|A Guide to Sector-wide Approaches for Health Development - Concepts, Issues and Working Arrangements (European Commission, 1997, 84 pages)|
|Sector-wide approaches in practice: Overarching issues|
To date much of the thinking on SWAps has focused on low-income countries in Africa. There is no reason, however, why the principles of a sector-wide approach cannot be applied in a much wider variety of contexts. Three different situations are considered below: decentralised states, middle income countries, and countries emerging from conflict. A more complete review might also consider the relevance of sector-wide approaches to those countries in the Former Soviet Union in which development assistance plays a significant role.
Whilst decentralisation can take many forms, two situations merit particular attention: large, federally-organised countries, where the key issue is whether SWAps should be developed at national or state level; and smaller countries where a nation-wide approach is clearly desirable, but in which managerial and financial responsibility for different parts of the sector is divided between central and local government.

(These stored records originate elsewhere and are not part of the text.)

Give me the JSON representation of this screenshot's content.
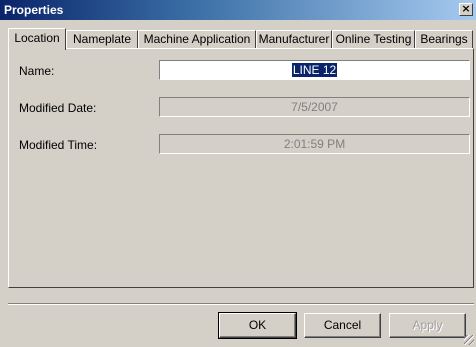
{
  "window": {
    "title": "Properties",
    "close_glyph": "×"
  },
  "tabs": [
    {
      "label": "Location",
      "active": true
    },
    {
      "label": "Nameplate",
      "active": false
    },
    {
      "label": "Machine Application",
      "active": false
    },
    {
      "label": "Manufacturer",
      "active": false
    },
    {
      "label": "Online Testing",
      "active": false
    },
    {
      "label": "Bearings",
      "active": false
    }
  ],
  "fields": {
    "name": {
      "label": "Name:",
      "value": "LINE 12"
    },
    "modified_date": {
      "label": "Modified Date:",
      "value": "7/5/2007"
    },
    "modified_time": {
      "label": "Modified Time:",
      "value": "2:01:59 PM"
    }
  },
  "buttons": {
    "ok": "OK",
    "cancel": "Cancel",
    "apply": "Apply"
  },
  "colors": {
    "titlebar_start": "#0a246a",
    "titlebar_end": "#a6caf0",
    "face": "#d4d0c8",
    "selection": "#0a246a"
  }
}
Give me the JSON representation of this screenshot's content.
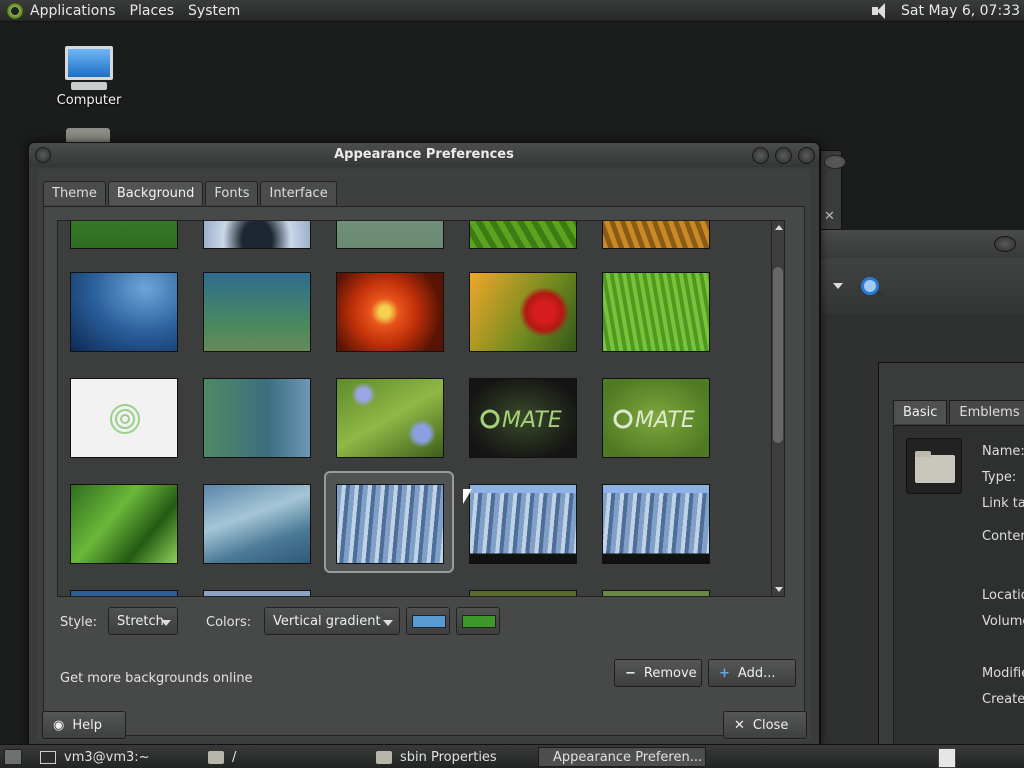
{
  "top_panel": {
    "menus": [
      "Applications",
      "Places",
      "System"
    ],
    "clock": "Sat May  6, 07:33"
  },
  "desktop": {
    "icons": [
      {
        "label": "Computer"
      }
    ]
  },
  "dialog": {
    "title": "Appearance Preferences",
    "tabs": [
      {
        "label": "Theme",
        "active": false
      },
      {
        "label": "Background",
        "active": true
      },
      {
        "label": "Fonts",
        "active": false
      },
      {
        "label": "Interface",
        "active": false
      }
    ],
    "style_label": "Style:",
    "style_value": "Stretch",
    "colors_label": "Colors:",
    "colors_value": "Vertical gradient",
    "primary_color": "#5b9bd5",
    "secondary_color": "#3d9a2a",
    "online_text": "Get more backgrounds online",
    "remove_label": "Remove",
    "add_label": "Add...",
    "help_label": "Help",
    "close_label": "Close"
  },
  "properties_window": {
    "tabs": [
      "Basic",
      "Emblems"
    ],
    "fields": [
      "Name:",
      "Type:",
      "Link tar",
      "Conten",
      "Location",
      "Volume",
      "Modifie",
      "Created"
    ]
  },
  "taskbar": {
    "items": [
      {
        "label": "vm3@vm3:~",
        "icon": "terminal-icon",
        "active": false
      },
      {
        "label": "/",
        "icon": "folder-icon",
        "active": false
      },
      {
        "label": "sbin Properties",
        "icon": "folder-icon",
        "active": false
      },
      {
        "label": "Appearance Preferen...",
        "icon": "appearance-icon",
        "active": true
      }
    ]
  }
}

In the first case, most of the interaction between government and donors has traditionally taken place at federal level. However, apart from those institutions supported from the national budget (such as referral hospitals and research institutions), the main link between financing and implementation (and thus in terms of the original definition "a coherent sector defined by an appropriate institutional structure and financing programme") is to be found at state level. From the perspective of constituent states, the federal level often acts in the same way as an external donor, providing funds and materials which supplement those available from state revenues or direct external contributions.
Overall, therefore, there is a strong case for suggesting that the state, rather than the federal level is the best starting point for a sector-wide approach. Developing a sector-wide approach at state level will be considerably easier in circumstances in which the federal level ministry of health provides un-earmarked support for state health budgets. If federal contributions (like donor funds) are linked to specific activities, channelled directly to districts thus bypassing state treasuries, or earmarked for "national" programmes, the development of coherent state-level sectoral policies and spending priorities will be far more difficult. This is the situation in India, for example, where it has been recognised that for a sector-wide approach to family welfare to succeed requires that the purpose, balance and composition of federal subsidies to the states be carefully reviewed.
The situation is no different in principle in smaller countries where district-level local government has a significant role in financing and managing health services. In practice, however, two sets of problems need to be considered. Firstly, if central government provides a block grant to districts to be allocated according to their own priorities, earmarking funds for health (or other sectors) by donors, or national government, will undermine local autonomy. At the same time donors, are likely to need some assurance that their funds are being spent on the purpose for which they were originally provided. The way forward lies in negotiated agreements between central and local authorities on the proportion of funds allocated to priority sectors.
A further challenge arises from the fact that very few governments in aid receiving countries actually do provide un-earmarked block grants to local authorities. Rather, the situation is more complicated, with some funds (often for hospitals or specific national programmes) still being retained by the national ministry of health, while funds for primary care are channelled directly from the treasury to local authorities. In these circumstances - well illustrated by the situation in Tanzania and Uganda - strategy development and financial planning for the sector as a whole will be problematic. More work is therefore needed in developing an approach to sectoral development in countries where local government has an increasingly important role.
Middle income countries
Many middle income countries in South East Asia, the Middle East and Latin America have a number of characteristics in common. These include: more mature institutions, multiple agencies involved in financing, purchasing and providing health care; active private and social insurance markets; significant levels of decentralisation to provinces and/or municipalities; active, and in some cases, advanced reform programmes affecting several different types of institutions. In most of these countries only a small proportion of health expenditure comes from external agencies.
Despite the limited role of donor investment in the health sector, many countries value external intellectual inputs into policy development. This may take the form of flexible technical and financial support for policy experiments or pilots; opportunities to evaluate the advantages and disadvantages of different health care systems, through contacts with colleagues in other countries: and, in some cases, provision of practical know-how in implementing new approaches to health care financing and management. SWAps in middle income countries are thus more likely to be concerned with policy development, than with greater external involvement in financial planning, or the development of common management arrangements.
Unstable situations and countries emerging from conflict
Experience of developing sector-wide approaches in countries emerging from conflict is limited. Whilst Mozambique is perhaps the best example, attempts in other countries, such as Sierra Leone, have been disrupted by continuing instability. Clearly, there are several potential pitfalls: limited capacity within newly-formed governments to develop sectoral policy and strategy; on-going political conflicts and divisions between rival factions; acute scarcity of national financial resources, exacerbated by heavy military spending: dysfunctional management and administrative systems; and the need to provide direct humanitarian assistance to those most at risk of disease or death, often involving a plethora of external agencies.
There is no reason in principle, however, why a sector-wide approach should not provide the basis for sectoral development - once basic humanitarian needs have been met. Rather than re-establishing planning and management systems around the needs of separate projects, the progressive establishment of systems which allow donors to support a common development programme, led by government, has much to recommend it.